───── Task material

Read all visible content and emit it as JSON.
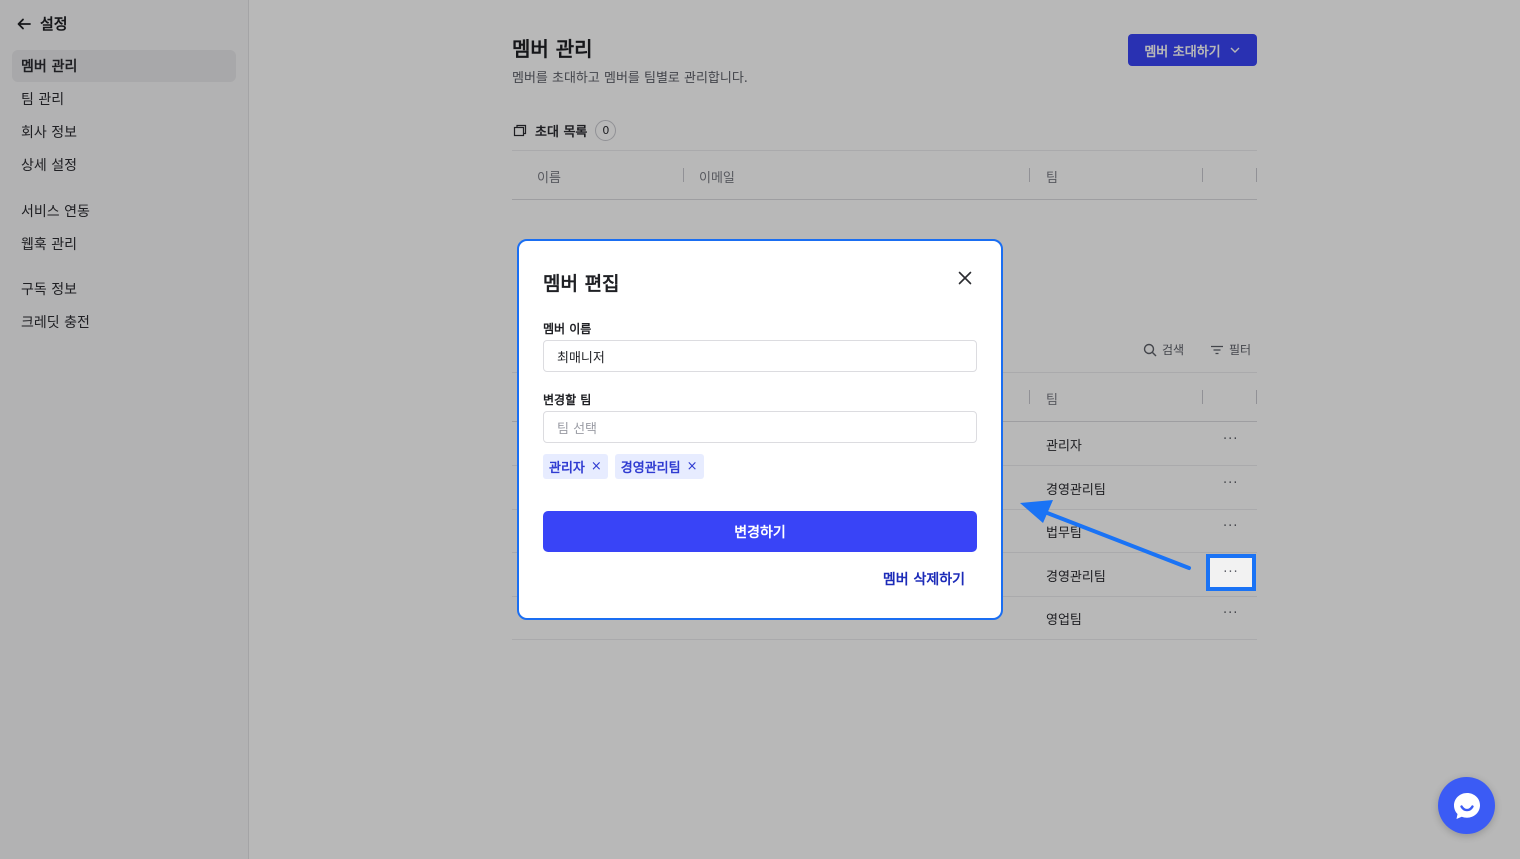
{
  "sidebar": {
    "back_label": "설정",
    "items": [
      {
        "label": "멤버 관리",
        "active": true
      },
      {
        "label": "팀 관리"
      },
      {
        "label": "회사 정보"
      },
      {
        "label": "상세 설정"
      },
      {
        "label": "서비스 연동"
      },
      {
        "label": "웹훅 관리"
      },
      {
        "label": "구독 정보"
      },
      {
        "label": "크레딧 충전"
      }
    ]
  },
  "page": {
    "title": "멤버 관리",
    "subtitle": "멤버를 초대하고 멤버를 팀별로 관리합니다.",
    "invite_button": "멤버 초대하기"
  },
  "invites": {
    "title": "초대 목록",
    "count": "0",
    "columns": [
      "이름",
      "이메일",
      "팀"
    ]
  },
  "members": {
    "search_label": "검색",
    "filter_label": "필터",
    "columns": [
      "팀"
    ],
    "rows": [
      {
        "name": "",
        "email": "",
        "team": "관리자"
      },
      {
        "name": "",
        "email": "",
        "team": "경영관리팀"
      },
      {
        "name": "",
        "email": "",
        "team": "법무팀"
      },
      {
        "name": "",
        "email": "",
        "team": "경영관리팀"
      },
      {
        "name": "",
        "email": "",
        "team": "영업팀"
      }
    ],
    "more_glyph": "···"
  },
  "modal": {
    "title": "멤버 편집",
    "name_label": "멤버 이름",
    "name_value": "최매니저",
    "team_label": "변경할 팀",
    "team_placeholder": "팀 선택",
    "chips": [
      "관리자",
      "경영관리팀"
    ],
    "chip_remove_glyph": "×",
    "submit_label": "변경하기",
    "delete_label": "멤버 삭제하기"
  },
  "colors": {
    "primary": "#3944f7",
    "annotation": "#1a73f5",
    "chip_bg": "#e7ecff",
    "chip_text": "#2f3bd1"
  }
}
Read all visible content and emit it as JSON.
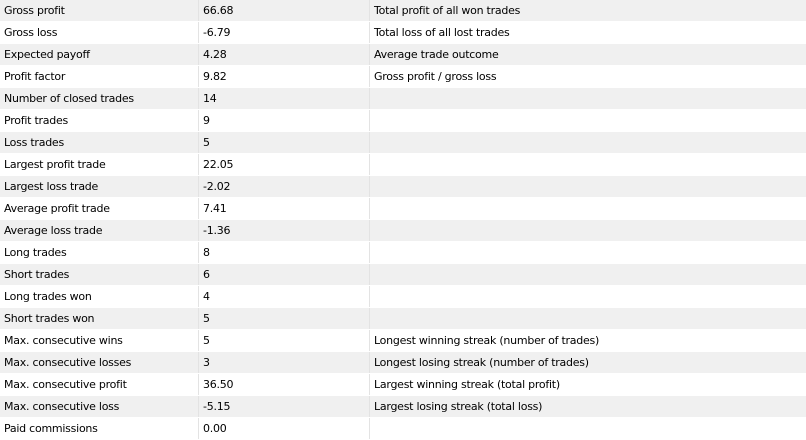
{
  "colors": {
    "row_alt_background": "#f0f0f0",
    "row_background": "#ffffff",
    "grid_line": "#e3e3e3",
    "text": "#000000"
  },
  "rows": [
    {
      "name": "Gross profit",
      "value": "66.68",
      "description": "Total profit of all won trades"
    },
    {
      "name": "Gross loss",
      "value": "-6.79",
      "description": "Total loss of all lost trades"
    },
    {
      "name": "Expected payoff",
      "value": "4.28",
      "description": "Average trade outcome"
    },
    {
      "name": "Profit factor",
      "value": "9.82",
      "description": "Gross profit / gross loss"
    },
    {
      "name": "Number of closed trades",
      "value": "14",
      "description": ""
    },
    {
      "name": "Profit trades",
      "value": "9",
      "description": ""
    },
    {
      "name": "Loss trades",
      "value": "5",
      "description": ""
    },
    {
      "name": "Largest profit trade",
      "value": "22.05",
      "description": ""
    },
    {
      "name": "Largest loss trade",
      "value": "-2.02",
      "description": ""
    },
    {
      "name": "Average profit trade",
      "value": "7.41",
      "description": ""
    },
    {
      "name": "Average loss trade",
      "value": "-1.36",
      "description": ""
    },
    {
      "name": "Long trades",
      "value": "8",
      "description": ""
    },
    {
      "name": "Short trades",
      "value": "6",
      "description": ""
    },
    {
      "name": "Long trades won",
      "value": "4",
      "description": ""
    },
    {
      "name": "Short trades won",
      "value": "5",
      "description": ""
    },
    {
      "name": "Max. consecutive wins",
      "value": "5",
      "description": "Longest winning streak (number of trades)"
    },
    {
      "name": "Max. consecutive losses",
      "value": "3",
      "description": "Longest losing streak (number of trades)"
    },
    {
      "name": "Max. consecutive profit",
      "value": "36.50",
      "description": "Largest winning streak (total profit)"
    },
    {
      "name": "Max. consecutive loss",
      "value": "-5.15",
      "description": "Largest losing streak (total loss)"
    },
    {
      "name": "Paid commissions",
      "value": "0.00",
      "description": ""
    }
  ]
}
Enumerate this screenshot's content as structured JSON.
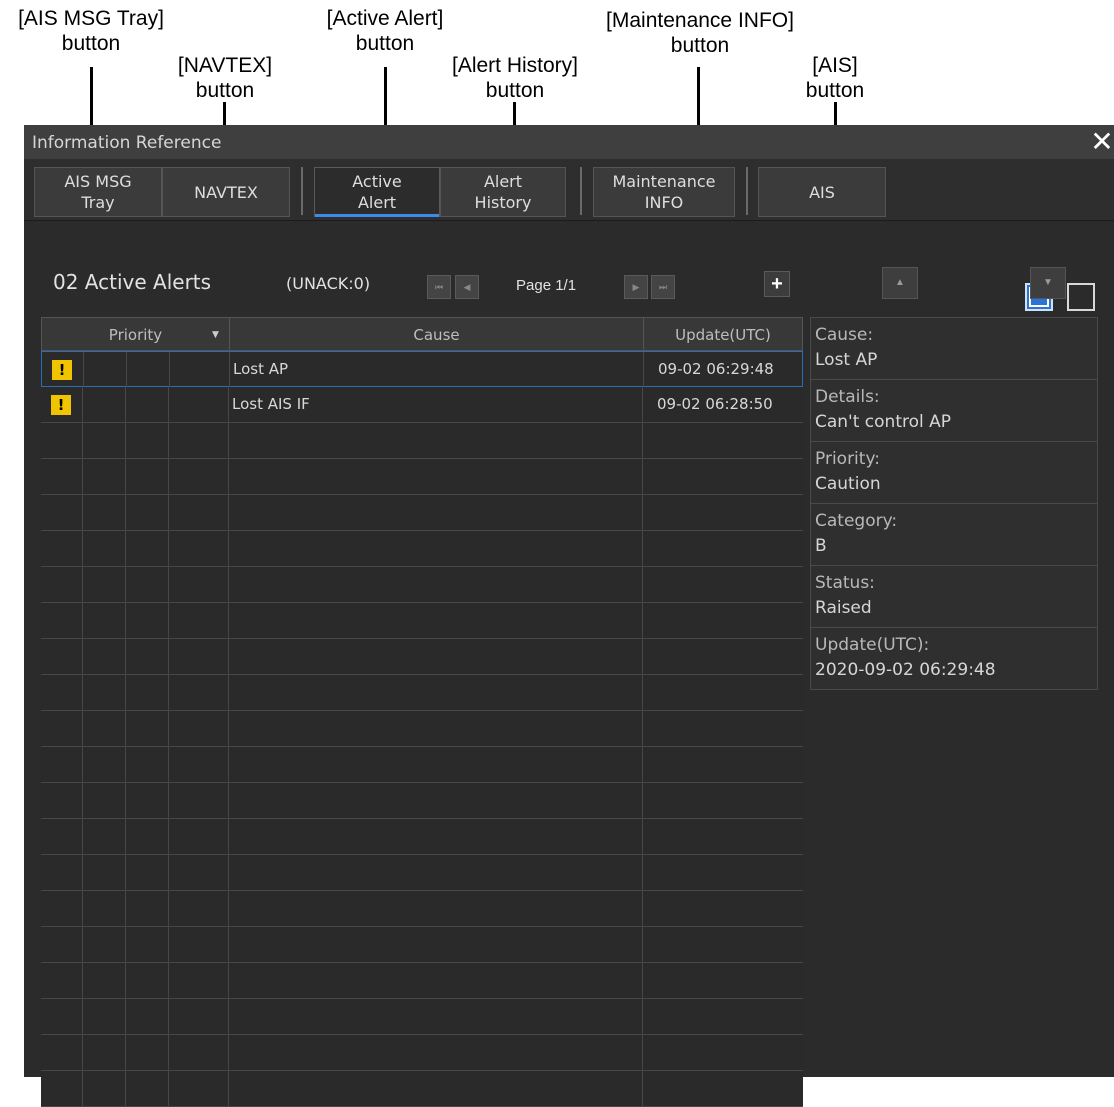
{
  "callouts": {
    "ais_msg_tray": {
      "line1": "[AIS MSG Tray]",
      "line2": "button"
    },
    "navtex": {
      "line1": "[NAVTEX]",
      "line2": "button"
    },
    "active_alert": {
      "line1": "[Active Alert]",
      "line2": "button"
    },
    "alert_history": {
      "line1": "[Alert History]",
      "line2": "button"
    },
    "maintenance_info": {
      "line1": "[Maintenance INFO]",
      "line2": "button"
    },
    "ais": {
      "line1": "[AIS]",
      "line2": "button"
    }
  },
  "window": {
    "title": "Information Reference",
    "close_glyph": "✕"
  },
  "toolbar": {
    "ais_msg_tray": "AIS MSG\nTray",
    "navtex": "NAVTEX",
    "active_alert": "Active\nAlert",
    "alert_history": "Alert\nHistory",
    "maintenance_info": "Maintenance\nINFO",
    "ais": "AIS"
  },
  "alerts_header": {
    "title": "02 Active Alerts",
    "unack": "(UNACK:0)",
    "page": "Page 1/1",
    "plus": "+"
  },
  "table": {
    "headers": {
      "priority": "Priority",
      "cause": "Cause",
      "update": "Update(UTC)"
    },
    "rows": [
      {
        "icon": "caution-icon",
        "badge": "!",
        "cause": "Lost AP",
        "update": "09-02 06:29:48",
        "selected": true
      },
      {
        "icon": "caution-icon",
        "badge": "!",
        "cause": "Lost AIS IF",
        "update": "09-02 06:28:50",
        "selected": false
      }
    ],
    "empty_rows": 19
  },
  "details": [
    {
      "label": "Cause:",
      "value": "Lost AP"
    },
    {
      "label": "Details:",
      "value": "Can't control AP"
    },
    {
      "label": "Priority:",
      "value": "Caution"
    },
    {
      "label": "Category:",
      "value": "B"
    },
    {
      "label": "Status:",
      "value": "Raised"
    },
    {
      "label": "Update(UTC):",
      "value": "2020-09-02 06:29:48"
    }
  ],
  "colors": {
    "accent": "#3d8be8",
    "caution": "#f0c400",
    "background": "#2b2b2b"
  }
}
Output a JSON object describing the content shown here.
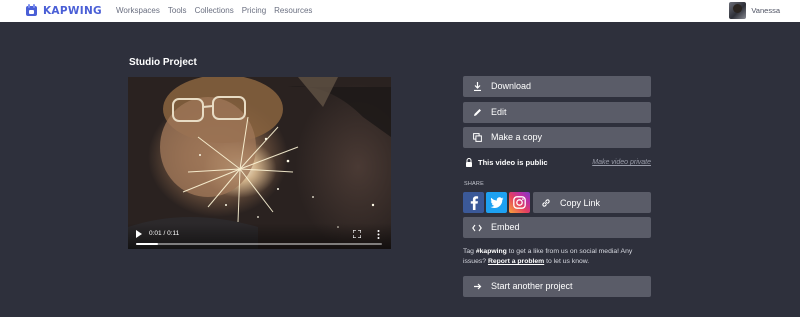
{
  "brand": {
    "name": "KAPWING",
    "color": "#4a5fd6"
  },
  "nav": {
    "items": [
      "Workspaces",
      "Tools",
      "Collections",
      "Pricing",
      "Resources"
    ]
  },
  "user": {
    "name": "Vanessa"
  },
  "page": {
    "title": "Studio Project"
  },
  "video": {
    "time": "0:01 / 0:11",
    "progress": 0.09
  },
  "actions": {
    "download": "Download",
    "edit": "Edit",
    "make_copy": "Make a copy",
    "embed": "Embed",
    "start_another": "Start another project"
  },
  "visibility": {
    "status": "This video is public",
    "toggle_link": "Make video private"
  },
  "share": {
    "label": "SHARE",
    "copy_link": "Copy Link",
    "networks": [
      "facebook",
      "twitter",
      "instagram"
    ]
  },
  "tag_message": {
    "prefix": "Tag ",
    "hashtag": "#kapwing",
    "middle": " to get a like from us on social media! Any issues? ",
    "report_link": "Report a problem",
    "suffix": " to let us know."
  },
  "colors": {
    "background": "#2e303c",
    "button": "#5a5c68",
    "facebook": "#3b5998",
    "twitter": "#1da1f2"
  }
}
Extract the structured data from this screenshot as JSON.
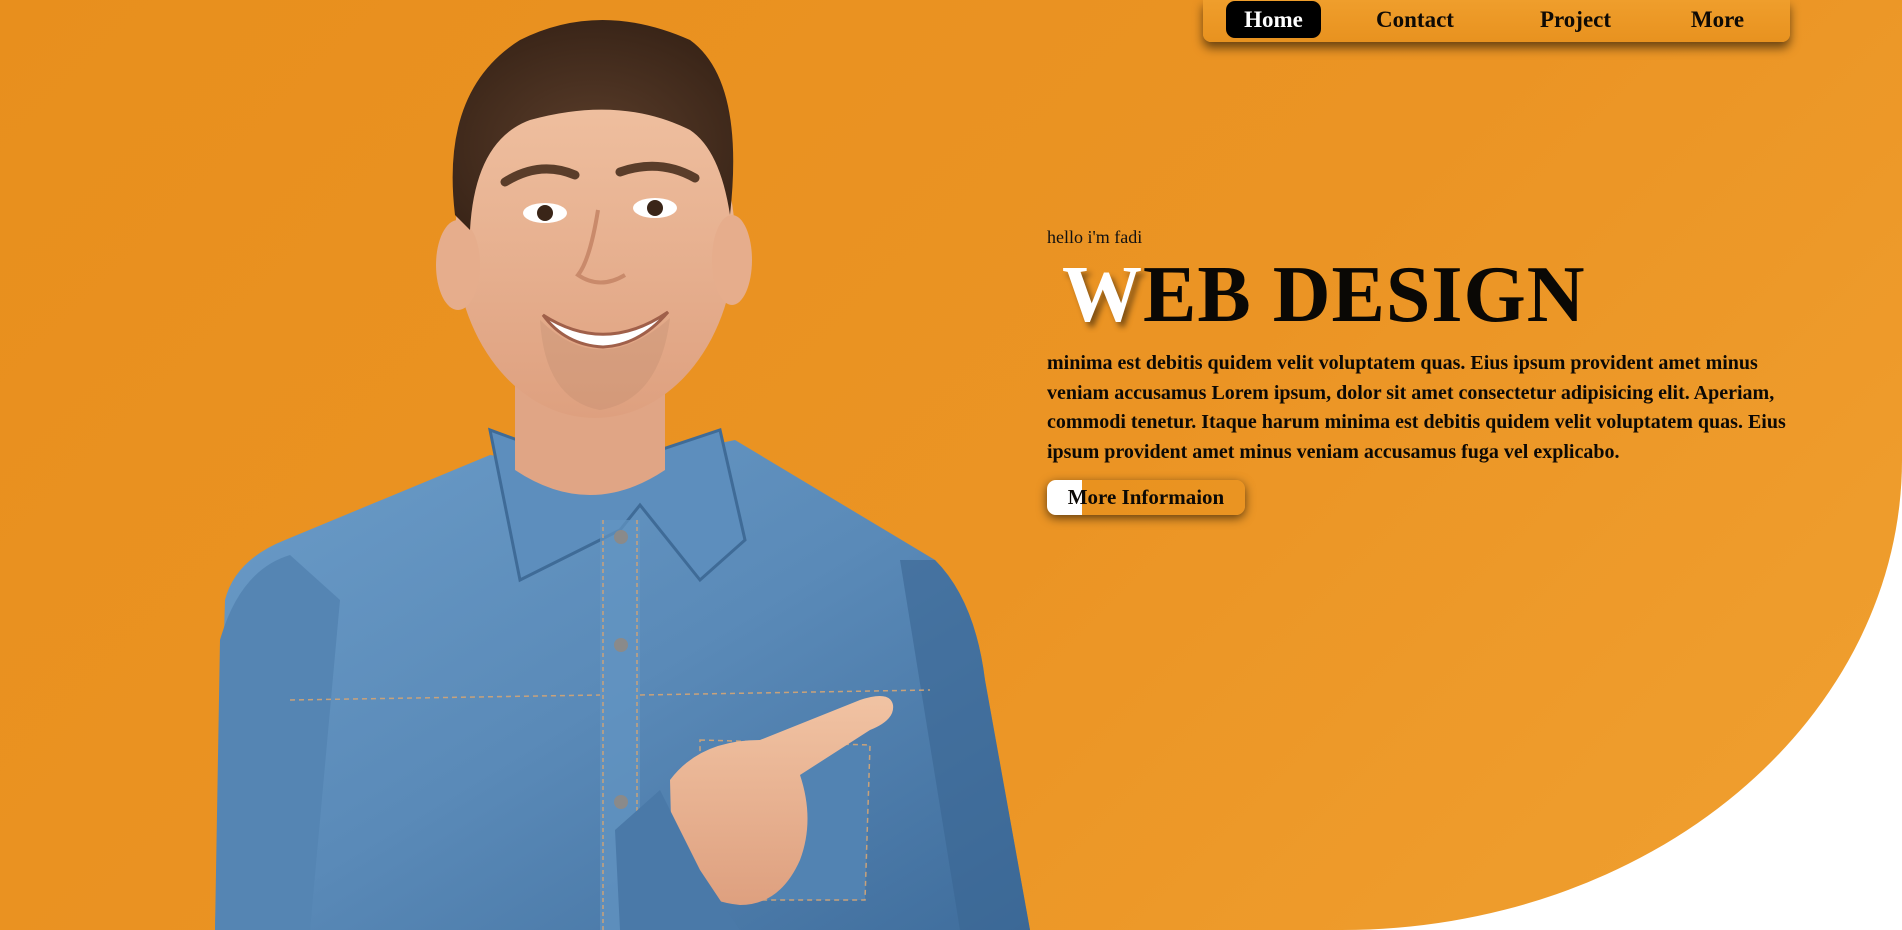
{
  "colors": {
    "accent_orange": "#eb9424",
    "nav_active_bg": "#000000",
    "nav_active_text": "#ffffff",
    "text_dark": "#0c0905",
    "page_bg": "#ffffff"
  },
  "nav": {
    "items": [
      {
        "label": "Home",
        "active": true
      },
      {
        "label": "Contact",
        "active": false
      },
      {
        "label": "Project",
        "active": false
      },
      {
        "label": "More",
        "active": false
      }
    ]
  },
  "hero": {
    "greeting": "hello i'm fadi",
    "headline_first_letter": "W",
    "headline_rest": "EB DESIGN",
    "body": "minima est debitis quidem velit voluptatem quas. Eius ipsum provident amet minus veniam accusamus Lorem ipsum, dolor sit amet consectetur adipisicing elit. Aperiam, commodi tenetur. Itaque harum minima est debitis quidem velit voluptatem quas. Eius ipsum provident amet minus veniam accusamus fuga vel explicabo.",
    "cta_label": "More Informaion"
  },
  "image": {
    "subject": "person-pointing-photo"
  }
}
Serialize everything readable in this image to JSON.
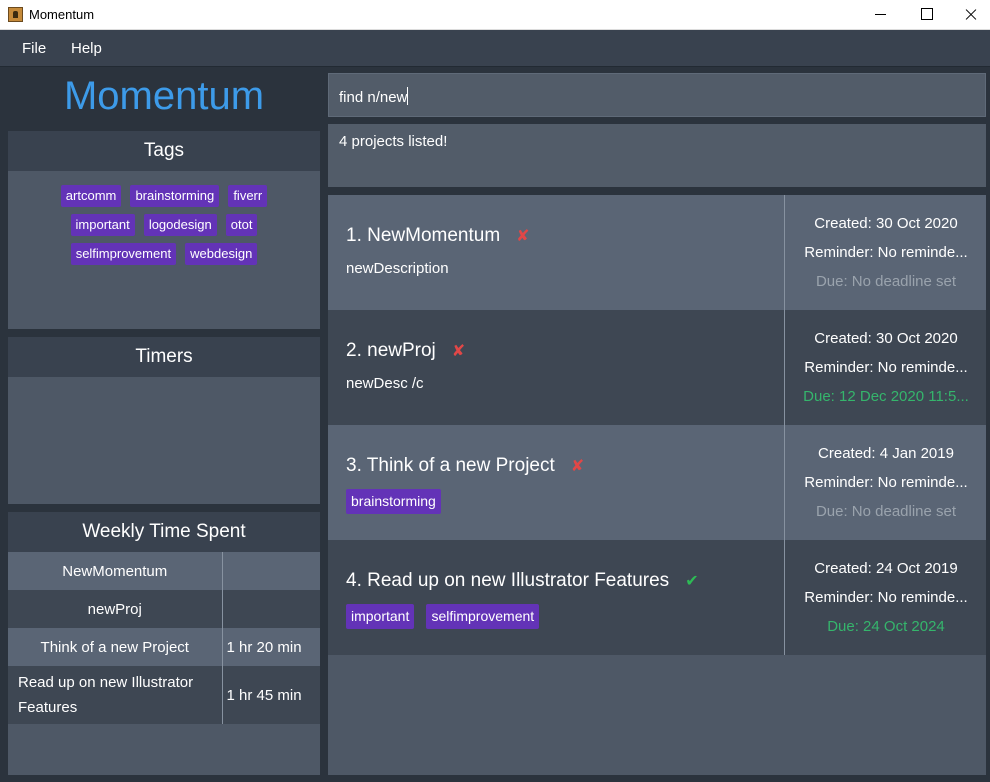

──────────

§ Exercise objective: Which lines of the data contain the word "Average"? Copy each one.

§ Solution to the problem:
      "description": "Average trade outcome"
      "name": "Average profit trade",
      "name": "Average loss trade",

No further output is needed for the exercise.